▸ Task statement: Among the entries below, how many lines include "question"? Answer with the number only.

▸ Exercise material:
○ ○ ○ ○ ○ ○ ○

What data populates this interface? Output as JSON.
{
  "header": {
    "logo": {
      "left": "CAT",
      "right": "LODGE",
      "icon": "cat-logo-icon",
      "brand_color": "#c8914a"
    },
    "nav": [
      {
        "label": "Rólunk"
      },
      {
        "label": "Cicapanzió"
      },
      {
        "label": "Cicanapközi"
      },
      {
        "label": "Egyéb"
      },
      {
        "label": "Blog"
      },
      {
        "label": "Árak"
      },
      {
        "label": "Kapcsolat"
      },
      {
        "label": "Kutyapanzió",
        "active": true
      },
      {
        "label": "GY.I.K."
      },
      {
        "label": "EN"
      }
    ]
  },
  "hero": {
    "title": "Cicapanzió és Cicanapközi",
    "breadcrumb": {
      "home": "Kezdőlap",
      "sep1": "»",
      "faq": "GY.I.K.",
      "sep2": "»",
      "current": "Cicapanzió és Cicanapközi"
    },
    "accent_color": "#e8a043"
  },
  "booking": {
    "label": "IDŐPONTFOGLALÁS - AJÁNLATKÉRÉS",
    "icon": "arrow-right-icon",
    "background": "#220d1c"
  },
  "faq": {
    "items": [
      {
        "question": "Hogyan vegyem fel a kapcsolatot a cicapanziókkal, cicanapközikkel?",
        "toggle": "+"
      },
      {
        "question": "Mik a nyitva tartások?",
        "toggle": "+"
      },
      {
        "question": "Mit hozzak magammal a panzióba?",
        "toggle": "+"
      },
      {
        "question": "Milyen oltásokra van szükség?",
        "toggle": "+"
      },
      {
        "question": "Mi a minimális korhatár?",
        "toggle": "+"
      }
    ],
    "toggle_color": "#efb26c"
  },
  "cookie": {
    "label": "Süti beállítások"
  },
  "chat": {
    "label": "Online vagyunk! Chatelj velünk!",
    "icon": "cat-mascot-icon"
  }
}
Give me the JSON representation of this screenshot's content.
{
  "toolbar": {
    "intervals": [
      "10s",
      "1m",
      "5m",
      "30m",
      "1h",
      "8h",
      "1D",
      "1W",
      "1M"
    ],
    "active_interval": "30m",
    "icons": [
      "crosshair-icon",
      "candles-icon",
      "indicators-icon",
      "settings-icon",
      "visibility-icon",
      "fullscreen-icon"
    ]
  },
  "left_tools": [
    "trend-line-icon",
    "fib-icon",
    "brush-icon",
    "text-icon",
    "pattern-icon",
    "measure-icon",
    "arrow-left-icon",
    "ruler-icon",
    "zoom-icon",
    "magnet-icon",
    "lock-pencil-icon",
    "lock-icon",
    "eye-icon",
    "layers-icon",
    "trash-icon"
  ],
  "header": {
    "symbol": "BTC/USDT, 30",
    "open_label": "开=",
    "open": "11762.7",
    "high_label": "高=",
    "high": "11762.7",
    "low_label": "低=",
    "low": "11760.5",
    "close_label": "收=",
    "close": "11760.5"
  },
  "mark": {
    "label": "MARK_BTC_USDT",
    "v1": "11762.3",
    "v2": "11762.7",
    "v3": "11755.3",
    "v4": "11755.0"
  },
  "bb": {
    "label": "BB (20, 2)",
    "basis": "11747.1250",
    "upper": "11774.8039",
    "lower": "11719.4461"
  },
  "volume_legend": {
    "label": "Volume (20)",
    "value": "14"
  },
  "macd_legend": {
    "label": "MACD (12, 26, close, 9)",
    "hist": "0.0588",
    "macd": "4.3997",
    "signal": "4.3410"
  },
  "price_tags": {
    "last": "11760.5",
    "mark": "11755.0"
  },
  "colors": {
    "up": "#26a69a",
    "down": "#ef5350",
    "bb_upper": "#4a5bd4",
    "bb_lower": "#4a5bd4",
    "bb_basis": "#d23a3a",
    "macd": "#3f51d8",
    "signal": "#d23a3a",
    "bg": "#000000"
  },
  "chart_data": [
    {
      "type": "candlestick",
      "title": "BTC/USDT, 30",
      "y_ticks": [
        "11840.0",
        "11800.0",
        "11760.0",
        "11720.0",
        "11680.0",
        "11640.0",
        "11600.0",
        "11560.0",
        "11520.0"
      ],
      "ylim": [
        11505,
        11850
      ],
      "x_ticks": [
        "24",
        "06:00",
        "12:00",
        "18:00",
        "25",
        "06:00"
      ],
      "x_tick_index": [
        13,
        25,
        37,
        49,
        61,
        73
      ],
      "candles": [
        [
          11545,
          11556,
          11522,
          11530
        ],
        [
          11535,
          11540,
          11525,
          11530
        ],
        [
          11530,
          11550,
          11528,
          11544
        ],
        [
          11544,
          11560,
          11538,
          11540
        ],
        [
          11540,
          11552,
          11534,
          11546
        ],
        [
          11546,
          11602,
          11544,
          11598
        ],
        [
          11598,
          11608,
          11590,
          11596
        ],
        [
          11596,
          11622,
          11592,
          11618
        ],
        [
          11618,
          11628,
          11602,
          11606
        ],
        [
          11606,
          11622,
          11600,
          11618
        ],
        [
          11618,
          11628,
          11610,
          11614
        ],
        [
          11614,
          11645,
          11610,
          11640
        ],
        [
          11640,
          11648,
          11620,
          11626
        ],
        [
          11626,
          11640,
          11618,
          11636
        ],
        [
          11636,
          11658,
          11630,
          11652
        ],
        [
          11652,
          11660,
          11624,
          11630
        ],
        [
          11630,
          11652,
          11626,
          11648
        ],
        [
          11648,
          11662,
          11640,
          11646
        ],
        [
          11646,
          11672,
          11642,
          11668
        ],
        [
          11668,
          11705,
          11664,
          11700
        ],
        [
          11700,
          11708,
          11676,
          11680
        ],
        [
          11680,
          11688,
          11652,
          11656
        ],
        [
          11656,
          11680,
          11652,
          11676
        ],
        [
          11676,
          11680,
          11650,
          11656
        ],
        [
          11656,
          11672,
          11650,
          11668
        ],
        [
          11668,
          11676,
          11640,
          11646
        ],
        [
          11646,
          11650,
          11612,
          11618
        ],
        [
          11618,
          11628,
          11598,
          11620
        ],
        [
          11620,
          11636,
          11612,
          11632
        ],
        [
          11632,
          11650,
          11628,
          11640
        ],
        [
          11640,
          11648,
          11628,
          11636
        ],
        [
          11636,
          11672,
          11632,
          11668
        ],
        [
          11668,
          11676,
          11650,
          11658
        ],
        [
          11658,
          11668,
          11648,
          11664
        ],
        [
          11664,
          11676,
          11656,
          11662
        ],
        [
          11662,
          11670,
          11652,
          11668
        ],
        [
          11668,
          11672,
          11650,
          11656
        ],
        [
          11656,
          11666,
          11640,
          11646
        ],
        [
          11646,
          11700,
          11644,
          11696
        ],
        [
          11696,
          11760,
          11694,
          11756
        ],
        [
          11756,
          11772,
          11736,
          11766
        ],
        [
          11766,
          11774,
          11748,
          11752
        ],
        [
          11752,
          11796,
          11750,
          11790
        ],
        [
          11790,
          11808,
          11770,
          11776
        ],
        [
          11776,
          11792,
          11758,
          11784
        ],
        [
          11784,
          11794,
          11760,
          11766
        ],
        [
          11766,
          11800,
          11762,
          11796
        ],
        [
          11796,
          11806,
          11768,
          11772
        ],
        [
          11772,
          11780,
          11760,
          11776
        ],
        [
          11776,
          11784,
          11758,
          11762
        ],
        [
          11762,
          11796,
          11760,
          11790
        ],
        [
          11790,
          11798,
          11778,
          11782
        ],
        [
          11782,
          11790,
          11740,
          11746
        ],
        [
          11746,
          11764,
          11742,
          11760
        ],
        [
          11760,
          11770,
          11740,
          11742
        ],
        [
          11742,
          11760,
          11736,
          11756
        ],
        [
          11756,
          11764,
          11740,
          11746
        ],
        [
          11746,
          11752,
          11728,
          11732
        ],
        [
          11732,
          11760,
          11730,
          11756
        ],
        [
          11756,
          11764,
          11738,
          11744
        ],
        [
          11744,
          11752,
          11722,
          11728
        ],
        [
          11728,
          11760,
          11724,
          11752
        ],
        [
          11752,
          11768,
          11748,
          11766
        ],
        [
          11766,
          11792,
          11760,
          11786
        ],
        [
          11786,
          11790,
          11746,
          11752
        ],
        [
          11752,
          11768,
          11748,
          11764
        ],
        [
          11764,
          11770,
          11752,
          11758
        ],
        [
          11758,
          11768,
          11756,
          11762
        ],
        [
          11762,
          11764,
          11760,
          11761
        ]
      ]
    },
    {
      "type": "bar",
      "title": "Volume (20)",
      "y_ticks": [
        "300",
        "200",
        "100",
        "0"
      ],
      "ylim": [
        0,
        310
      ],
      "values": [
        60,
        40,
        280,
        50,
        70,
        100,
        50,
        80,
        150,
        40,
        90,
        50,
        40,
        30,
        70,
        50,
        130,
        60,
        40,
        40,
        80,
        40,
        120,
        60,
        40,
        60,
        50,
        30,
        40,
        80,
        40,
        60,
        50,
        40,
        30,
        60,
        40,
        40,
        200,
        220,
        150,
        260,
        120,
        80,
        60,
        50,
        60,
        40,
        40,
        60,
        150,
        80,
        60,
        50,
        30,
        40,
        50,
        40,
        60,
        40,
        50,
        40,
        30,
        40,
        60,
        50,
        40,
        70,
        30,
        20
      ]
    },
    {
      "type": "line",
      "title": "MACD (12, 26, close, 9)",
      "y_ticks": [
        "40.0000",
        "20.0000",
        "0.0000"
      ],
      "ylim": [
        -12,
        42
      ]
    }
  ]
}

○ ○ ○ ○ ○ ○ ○

▸ Worked solution: 5